Mike Scioscia will return as Angels manager in 2016

ANAHEIM, CA - JULY 21:  Manager Mike Scioscia #14 of the Los Angeles Angels of Anaheim in the dugout during batting practice before a game against the Minnesota Twins at Angel Stadium of Anaheim on July 21, 2015 in Anaheim, California.  (Photo by Jonathan Moore/Getty Images)
Photo by Jonathan Moore/Getty Images

It was assumed already, but Mike Scioscia made it official during Monday’s press conference for new general manager Billy Eppler that he will return as Angels manager in 2016.

Scioscia, the longest-tenured manager in the majors, has been at the helm with the Angels since 2000. There was a clause in his contract which allowed him to opt out after the 2015 season, but he has decided to stay put. He still has three years and $15 million on his contract, which runs through 2018.

Jerry Dipoto resigned as Angels general manager in July amid tension with Scioscia, so there were naturally questions today about what to expect with first-time GM Eppler in the fold. According to David Adler of, Scioscia isn’t concerned.

“I think we’re going to mesh very well,” Scioscia said. “If we adjust, or maybe he adjusts to some of the things, there’s going to be collaboration that’s going to make us better.”

Eppler is the fourth general manager during Scioscia’s tenure with the team.

After winning the AL West last season, the Angels finished 85-77 this season and narrowly missed the playoffs. The team hasn’t won a postseason game since 2009.

Carlos Gomez says he’ll be in lineup for Wild Card game vs. Yankees

Houston Astros' Carlos Gomez hoops after scoring a run against the Texas Rangers in the eighth inning of a baseball game Sunday, Sept. 27, 2015, in Houston.
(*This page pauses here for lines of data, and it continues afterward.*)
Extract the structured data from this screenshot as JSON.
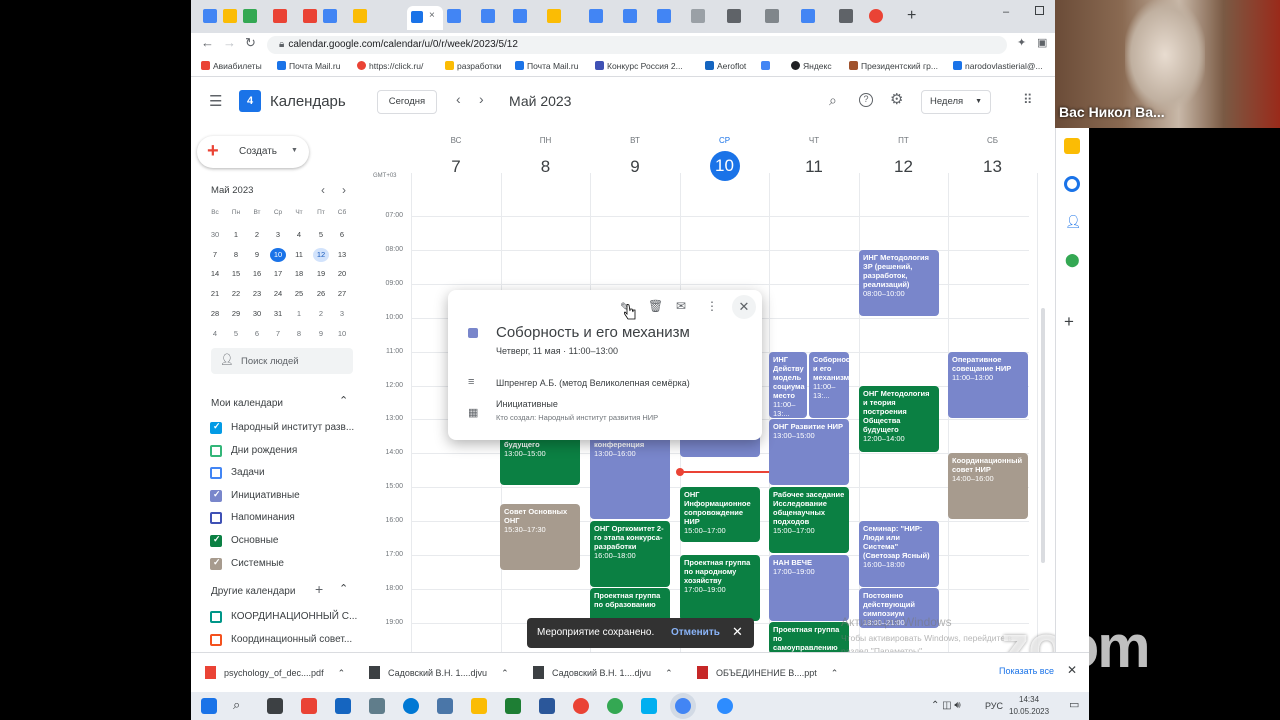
{
  "browser": {
    "url": "calendar.google.com/calendar/u/0/r/week/2023/5/12",
    "bookmarks": [
      "Авиабилеты",
      "Почта Mail.ru",
      "https://click.ru/",
      "разработки",
      "Почта Mail.ru",
      "Конкурс Россия 2...",
      "Aeroflot",
      "Яндекс",
      "Президентский гр...",
      "narodovlastierial@..."
    ]
  },
  "header": {
    "app_name": "Календарь",
    "today_button": "Сегодня",
    "month_label": "Май 2023",
    "view_selector": "Неделя"
  },
  "sidebar": {
    "create_button": "Создать",
    "mini_month": "Май 2023",
    "weekday_heads": [
      "Вс",
      "Пн",
      "Вт",
      "Ср",
      "Чт",
      "Пт",
      "Сб"
    ],
    "weeks": [
      [
        "30",
        "1",
        "2",
        "3",
        "4",
        "5",
        "6"
      ],
      [
        "7",
        "8",
        "9",
        "10",
        "11",
        "12",
        "13"
      ],
      [
        "14",
        "15",
        "16",
        "17",
        "18",
        "19",
        "20"
      ],
      [
        "21",
        "22",
        "23",
        "24",
        "25",
        "26",
        "27"
      ],
      [
        "28",
        "29",
        "30",
        "31",
        "1",
        "2",
        "3"
      ],
      [
        "4",
        "5",
        "6",
        "7",
        "8",
        "9",
        "10"
      ]
    ],
    "search_people": "Поиск людей",
    "my_calendars_title": "Мои календари",
    "my_calendars": [
      {
        "label": "Народный институт разв...",
        "color": "#039be5",
        "checked": true
      },
      {
        "label": "Дни рождения",
        "color": "#33b679",
        "checked": false
      },
      {
        "label": "Задачи",
        "color": "#4285f4",
        "checked": false
      },
      {
        "label": "Инициативные",
        "color": "#7986cb",
        "checked": true
      },
      {
        "label": "Напоминания",
        "color": "#3f51b5",
        "checked": false
      },
      {
        "label": "Основные",
        "color": "#0b8043",
        "checked": true
      },
      {
        "label": "Системные",
        "color": "#a79b8e",
        "checked": true
      }
    ],
    "other_calendars_title": "Другие календари",
    "other_calendars": [
      {
        "label": "КООРДИНАЦИОННЫЙ С...",
        "color": "#009688",
        "checked": false
      },
      {
        "label": "Координационный совет...",
        "color": "#f4511e",
        "checked": false
      }
    ]
  },
  "week": {
    "timezone": "GMT+03",
    "days": [
      {
        "name": "ВС",
        "num": "7"
      },
      {
        "name": "ПН",
        "num": "8"
      },
      {
        "name": "ВТ",
        "num": "9"
      },
      {
        "name": "СР",
        "num": "10",
        "today": true
      },
      {
        "name": "ЧТ",
        "num": "11"
      },
      {
        "name": "ПТ",
        "num": "12"
      },
      {
        "name": "СБ",
        "num": "13"
      }
    ],
    "hours": [
      "07:00",
      "08:00",
      "09:00",
      "10:00",
      "11:00",
      "12:00",
      "13:00",
      "14:00",
      "15:00",
      "16:00",
      "17:00",
      "18:00",
      "19:00"
    ]
  },
  "events": [
    {
      "title": "ИНГ Методология ЗР (решений, разработок, реализаций)",
      "time": "08:00–10:00",
      "color": "#7986cb"
    },
    {
      "title": "ИНГ Действу модель социума место",
      "time": "11:00–13:...",
      "color": "#7986cb"
    },
    {
      "title": "Соборность и его механизм",
      "time": "11:00–13:...",
      "color": "#7986cb"
    },
    {
      "title": "Оперативное совещание НИР",
      "time": "11:00–13:00",
      "color": "#7986cb"
    },
    {
      "title": "ОНГ Методология и теория построения Общества будущего",
      "time": "12:00–14:00",
      "color": "#0b8043"
    },
    {
      "title": "ОНГ Развитие НИР",
      "time": "13:00–15:00",
      "color": "#7986cb"
    },
    {
      "title": "построения Общества будущего",
      "time": "13:00–15:00",
      "color": "#0b8043"
    },
    {
      "title": "творческая исследовательская конференция",
      "time": "13:00–16:00",
      "color": "#7986cb"
    },
    {
      "title": "",
      "time": "13:00–15:00",
      "color": "#7986cb"
    },
    {
      "title": "Координационный совет НИР",
      "time": "14:00–16:00",
      "color": "#a79b8e"
    },
    {
      "title": "ОНГ Информационное сопровождение НИР",
      "time": "15:00–17:00",
      "color": "#0b8043"
    },
    {
      "title": "Рабочее заседание Исследование общенаучных подходов",
      "time": "15:00–17:00",
      "color": "#0b8043"
    },
    {
      "title": "Совет Основных ОНГ",
      "time": "15:30–17:30",
      "color": "#a79b8e"
    },
    {
      "title": "ОНГ Оргкомитет 2-го этапа конкурса-разработки",
      "time": "16:00–18:00",
      "color": "#0b8043"
    },
    {
      "title": "Семинар: \"НИР: Люди или Система\" (Светозар Ясный)",
      "time": "16:00–18:00",
      "color": "#7986cb"
    },
    {
      "title": "Проектная группа по народному хозяйству",
      "time": "17:00–19:00",
      "color": "#0b8043"
    },
    {
      "title": "НАН ВЕЧЕ",
      "time": "17:00–19:00",
      "color": "#7986cb"
    },
    {
      "title": "Проектная группа по образованию",
      "time": "",
      "color": "#0b8043"
    },
    {
      "title": "Постоянно действующий симпозиум",
      "time": "18:00–21:00",
      "color": "#7986cb"
    },
    {
      "title": "Проектная группа по самоуправлению",
      "time": "",
      "color": "#0b8043"
    }
  ],
  "popup": {
    "title": "Соборность и его механизм",
    "when": "Четверг, 11 мая  ·  11:00–13:00",
    "description": "Шпренгер А.Б. (метод Великолепная семёрка)",
    "calendar": "Инициативные",
    "creator": "Кто создал: Народный институт развития НИР",
    "color": "#7986cb"
  },
  "toast": {
    "message": "Мероприятие сохранено.",
    "action": "Отменить"
  },
  "downloads": {
    "items": [
      "psychology_of_dec....pdf",
      "Садовский В.Н. 1....djvu",
      "Садовский В.Н. 1....djvu",
      "ОБЪЕДИНЕНИЕ В....ppt"
    ],
    "show_all": "Показать все"
  },
  "watermark": {
    "line1": "Активация Windows",
    "line2": "Чтобы активировать Windows, перейдите в",
    "line3": "раздел \"Параметры\".",
    "zoom": "zoom"
  },
  "taskbar": {
    "lang": "РУС",
    "time": "14:34",
    "date": "10.05.2023"
  },
  "video": {
    "participant": "Вас Никол Ва..."
  }
}
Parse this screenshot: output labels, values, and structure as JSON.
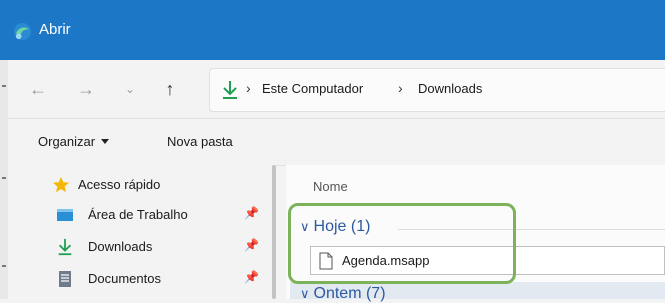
{
  "window": {
    "title": "Abrir"
  },
  "nav": {
    "back_glyph": "←",
    "forward_glyph": "→",
    "recent_glyph": "⌄",
    "up_glyph": "↑",
    "breadcrumbs": [
      "Este Computador",
      "Downloads"
    ],
    "separator": "›"
  },
  "commands": {
    "organize_label": "Organizar",
    "new_folder_label": "Nova pasta"
  },
  "sidebar": {
    "items": [
      {
        "label": "Acesso rápido",
        "icon": "star-icon"
      },
      {
        "label": "Área de Trabalho",
        "icon": "desktop-icon",
        "pin": "📌"
      },
      {
        "label": "Downloads",
        "icon": "download-icon",
        "pin": "📌"
      },
      {
        "label": "Documentos",
        "icon": "documents-icon",
        "pin": "📌"
      }
    ]
  },
  "content": {
    "column_header": "Nome",
    "groups": [
      {
        "label": "Hoje (1)",
        "chevron": "∨"
      },
      {
        "label": "Ontem (7)",
        "chevron": "∨"
      }
    ],
    "files": [
      {
        "name": "Agenda.msapp"
      }
    ]
  },
  "colors": {
    "titlebar": "#1c78c7",
    "highlight": "#7bb25a",
    "group_text": "#2c5aa0",
    "download_arrow": "#1f9f52"
  }
}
Gomez scored from third base on a Bobby Wilson passed ball. The Astros won 4-2. (AP Photo/Pat Sullivan)
AP Photo/Pat Sullivan

Astros center fielder Carlos Gomez sat out the final series of the regular season in order to rest a strained left intercostal muscle, but there was good news coming out of a workout today in advance of Tuesday’s Wild Card game vs. the Yankees.

This has been a lingering issue for Gomez, who missed 13 straight games with the injury last month. He aggravated the strain on a throw to home plate last Wednesday and was forced to sit while the Astros fought to keep their season alive. Astros manager A.J. Hinch told reporters last week that Gomez’s injury would typically take 45-50 days to recover from, so it’s fair to wonder how productive he can be during the postseason.

Gomez mostly struggled after coming over from the Brewers at the trade deadline, batting .242 with four home runs and a .670 OPS over 41 games.